• [Try it] Read the data line by line and say how many lines contain the string "JSON", giving the number alone.

##### Data extract #####

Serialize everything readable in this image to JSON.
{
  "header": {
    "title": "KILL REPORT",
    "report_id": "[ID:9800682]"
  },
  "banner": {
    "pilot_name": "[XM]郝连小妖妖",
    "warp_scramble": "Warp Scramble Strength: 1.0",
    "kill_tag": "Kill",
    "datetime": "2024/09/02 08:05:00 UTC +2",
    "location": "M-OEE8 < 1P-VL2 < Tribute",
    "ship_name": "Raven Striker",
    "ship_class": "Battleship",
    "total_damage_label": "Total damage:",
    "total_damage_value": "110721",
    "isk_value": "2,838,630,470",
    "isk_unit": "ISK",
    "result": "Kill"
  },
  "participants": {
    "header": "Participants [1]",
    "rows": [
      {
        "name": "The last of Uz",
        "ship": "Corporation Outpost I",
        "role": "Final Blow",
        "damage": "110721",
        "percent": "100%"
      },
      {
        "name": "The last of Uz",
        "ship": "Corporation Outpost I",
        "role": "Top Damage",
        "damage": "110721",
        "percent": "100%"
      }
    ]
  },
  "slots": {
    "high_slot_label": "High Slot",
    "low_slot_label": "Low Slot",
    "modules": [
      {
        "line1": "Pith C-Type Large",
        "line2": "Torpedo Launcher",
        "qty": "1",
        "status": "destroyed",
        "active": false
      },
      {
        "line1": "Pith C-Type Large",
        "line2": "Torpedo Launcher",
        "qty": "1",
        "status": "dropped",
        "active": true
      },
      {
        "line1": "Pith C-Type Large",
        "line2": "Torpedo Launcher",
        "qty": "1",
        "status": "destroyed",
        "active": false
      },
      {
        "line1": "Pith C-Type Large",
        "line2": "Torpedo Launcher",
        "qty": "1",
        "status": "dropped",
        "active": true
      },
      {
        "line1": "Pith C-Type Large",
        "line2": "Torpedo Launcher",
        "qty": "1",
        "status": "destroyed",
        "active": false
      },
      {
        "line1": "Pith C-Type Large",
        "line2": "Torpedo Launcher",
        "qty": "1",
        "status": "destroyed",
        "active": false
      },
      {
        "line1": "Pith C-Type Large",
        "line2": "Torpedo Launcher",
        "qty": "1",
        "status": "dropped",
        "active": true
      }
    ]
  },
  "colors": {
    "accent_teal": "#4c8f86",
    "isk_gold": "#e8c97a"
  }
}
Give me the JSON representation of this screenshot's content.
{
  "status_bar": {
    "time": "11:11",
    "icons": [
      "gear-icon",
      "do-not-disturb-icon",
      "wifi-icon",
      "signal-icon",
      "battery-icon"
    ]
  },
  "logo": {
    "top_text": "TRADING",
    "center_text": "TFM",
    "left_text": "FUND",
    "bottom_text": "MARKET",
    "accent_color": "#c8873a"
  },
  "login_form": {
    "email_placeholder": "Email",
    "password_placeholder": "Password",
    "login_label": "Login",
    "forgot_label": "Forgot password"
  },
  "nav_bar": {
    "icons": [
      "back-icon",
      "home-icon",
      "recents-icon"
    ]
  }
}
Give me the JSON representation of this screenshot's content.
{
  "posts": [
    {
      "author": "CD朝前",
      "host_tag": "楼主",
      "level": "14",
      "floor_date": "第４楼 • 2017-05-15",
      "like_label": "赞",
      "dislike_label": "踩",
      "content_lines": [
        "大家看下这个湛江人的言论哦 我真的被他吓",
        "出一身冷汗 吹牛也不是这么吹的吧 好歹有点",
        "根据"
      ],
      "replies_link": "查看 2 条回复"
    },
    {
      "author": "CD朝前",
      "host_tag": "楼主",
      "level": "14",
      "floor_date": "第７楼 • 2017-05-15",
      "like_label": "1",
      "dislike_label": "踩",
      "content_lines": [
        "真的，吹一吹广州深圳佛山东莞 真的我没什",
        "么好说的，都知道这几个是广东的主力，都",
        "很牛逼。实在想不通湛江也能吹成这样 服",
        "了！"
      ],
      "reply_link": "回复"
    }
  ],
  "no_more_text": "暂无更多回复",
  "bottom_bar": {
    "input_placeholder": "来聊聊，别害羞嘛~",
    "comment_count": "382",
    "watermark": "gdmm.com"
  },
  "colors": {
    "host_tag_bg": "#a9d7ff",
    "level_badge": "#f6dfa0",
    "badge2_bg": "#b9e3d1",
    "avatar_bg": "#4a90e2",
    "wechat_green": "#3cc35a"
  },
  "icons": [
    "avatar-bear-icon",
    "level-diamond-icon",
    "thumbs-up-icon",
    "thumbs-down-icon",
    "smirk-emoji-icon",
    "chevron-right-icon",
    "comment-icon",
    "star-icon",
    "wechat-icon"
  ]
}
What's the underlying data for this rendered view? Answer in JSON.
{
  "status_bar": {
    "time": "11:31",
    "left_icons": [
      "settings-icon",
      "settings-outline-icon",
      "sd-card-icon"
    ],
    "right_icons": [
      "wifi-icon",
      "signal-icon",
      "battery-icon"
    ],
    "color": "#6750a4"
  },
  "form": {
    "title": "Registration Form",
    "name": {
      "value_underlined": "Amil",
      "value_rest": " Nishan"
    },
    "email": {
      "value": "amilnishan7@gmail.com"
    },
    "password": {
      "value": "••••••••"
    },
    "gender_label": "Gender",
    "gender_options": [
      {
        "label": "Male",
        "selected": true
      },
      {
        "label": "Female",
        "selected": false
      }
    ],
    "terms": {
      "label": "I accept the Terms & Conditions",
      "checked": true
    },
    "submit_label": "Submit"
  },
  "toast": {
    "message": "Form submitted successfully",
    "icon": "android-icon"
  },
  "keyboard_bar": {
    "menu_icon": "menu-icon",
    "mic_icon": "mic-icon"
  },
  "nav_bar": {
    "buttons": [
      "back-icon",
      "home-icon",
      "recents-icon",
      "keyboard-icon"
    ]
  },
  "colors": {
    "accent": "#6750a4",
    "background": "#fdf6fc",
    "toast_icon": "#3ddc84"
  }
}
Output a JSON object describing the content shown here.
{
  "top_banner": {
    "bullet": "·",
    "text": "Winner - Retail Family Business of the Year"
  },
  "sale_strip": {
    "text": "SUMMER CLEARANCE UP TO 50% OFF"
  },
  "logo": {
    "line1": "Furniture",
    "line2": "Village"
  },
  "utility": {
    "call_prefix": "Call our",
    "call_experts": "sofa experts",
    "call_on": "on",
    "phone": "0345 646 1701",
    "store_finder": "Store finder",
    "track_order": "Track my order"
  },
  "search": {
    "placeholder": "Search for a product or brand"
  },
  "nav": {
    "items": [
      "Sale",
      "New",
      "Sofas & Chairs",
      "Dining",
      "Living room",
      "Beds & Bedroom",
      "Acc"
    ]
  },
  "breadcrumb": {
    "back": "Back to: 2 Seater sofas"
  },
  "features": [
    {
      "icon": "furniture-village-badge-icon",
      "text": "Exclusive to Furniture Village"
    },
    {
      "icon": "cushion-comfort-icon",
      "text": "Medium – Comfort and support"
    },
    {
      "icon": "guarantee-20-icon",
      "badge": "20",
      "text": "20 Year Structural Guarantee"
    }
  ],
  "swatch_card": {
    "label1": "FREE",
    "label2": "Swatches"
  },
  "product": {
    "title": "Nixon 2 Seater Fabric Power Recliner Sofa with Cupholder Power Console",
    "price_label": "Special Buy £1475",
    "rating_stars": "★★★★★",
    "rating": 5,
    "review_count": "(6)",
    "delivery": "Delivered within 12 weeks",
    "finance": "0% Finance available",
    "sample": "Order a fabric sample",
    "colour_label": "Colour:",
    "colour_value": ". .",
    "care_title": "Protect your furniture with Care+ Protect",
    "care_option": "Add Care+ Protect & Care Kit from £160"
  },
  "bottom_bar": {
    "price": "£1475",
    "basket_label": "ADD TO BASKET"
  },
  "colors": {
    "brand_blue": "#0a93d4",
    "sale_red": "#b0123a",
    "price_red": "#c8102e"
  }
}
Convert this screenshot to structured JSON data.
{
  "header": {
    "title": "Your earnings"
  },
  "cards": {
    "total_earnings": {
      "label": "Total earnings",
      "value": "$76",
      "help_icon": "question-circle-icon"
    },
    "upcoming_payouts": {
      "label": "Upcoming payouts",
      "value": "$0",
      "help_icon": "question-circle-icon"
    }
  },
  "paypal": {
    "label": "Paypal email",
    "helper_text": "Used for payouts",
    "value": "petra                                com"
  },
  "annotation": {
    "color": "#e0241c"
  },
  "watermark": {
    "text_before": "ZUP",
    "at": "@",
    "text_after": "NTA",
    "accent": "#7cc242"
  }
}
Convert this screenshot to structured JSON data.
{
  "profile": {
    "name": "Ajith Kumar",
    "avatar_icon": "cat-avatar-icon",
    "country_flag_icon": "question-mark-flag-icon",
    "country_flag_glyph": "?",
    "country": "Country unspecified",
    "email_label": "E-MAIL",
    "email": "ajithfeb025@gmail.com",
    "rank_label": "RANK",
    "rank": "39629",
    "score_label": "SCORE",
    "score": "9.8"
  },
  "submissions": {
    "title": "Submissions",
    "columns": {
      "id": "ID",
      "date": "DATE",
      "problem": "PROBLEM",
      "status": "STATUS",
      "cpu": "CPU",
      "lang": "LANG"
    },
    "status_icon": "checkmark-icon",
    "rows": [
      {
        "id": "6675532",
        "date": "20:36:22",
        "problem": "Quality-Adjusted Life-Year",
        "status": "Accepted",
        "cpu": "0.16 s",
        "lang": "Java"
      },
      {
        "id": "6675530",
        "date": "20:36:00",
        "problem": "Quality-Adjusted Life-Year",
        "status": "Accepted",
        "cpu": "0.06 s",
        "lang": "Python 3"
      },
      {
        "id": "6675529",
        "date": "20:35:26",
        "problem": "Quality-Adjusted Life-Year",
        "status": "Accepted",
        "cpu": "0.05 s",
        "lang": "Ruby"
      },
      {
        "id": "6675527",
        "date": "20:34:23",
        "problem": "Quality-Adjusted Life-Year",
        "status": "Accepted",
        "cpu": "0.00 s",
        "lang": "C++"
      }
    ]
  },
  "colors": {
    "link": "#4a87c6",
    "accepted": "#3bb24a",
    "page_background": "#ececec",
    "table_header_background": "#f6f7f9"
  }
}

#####

• [Worked solution] 7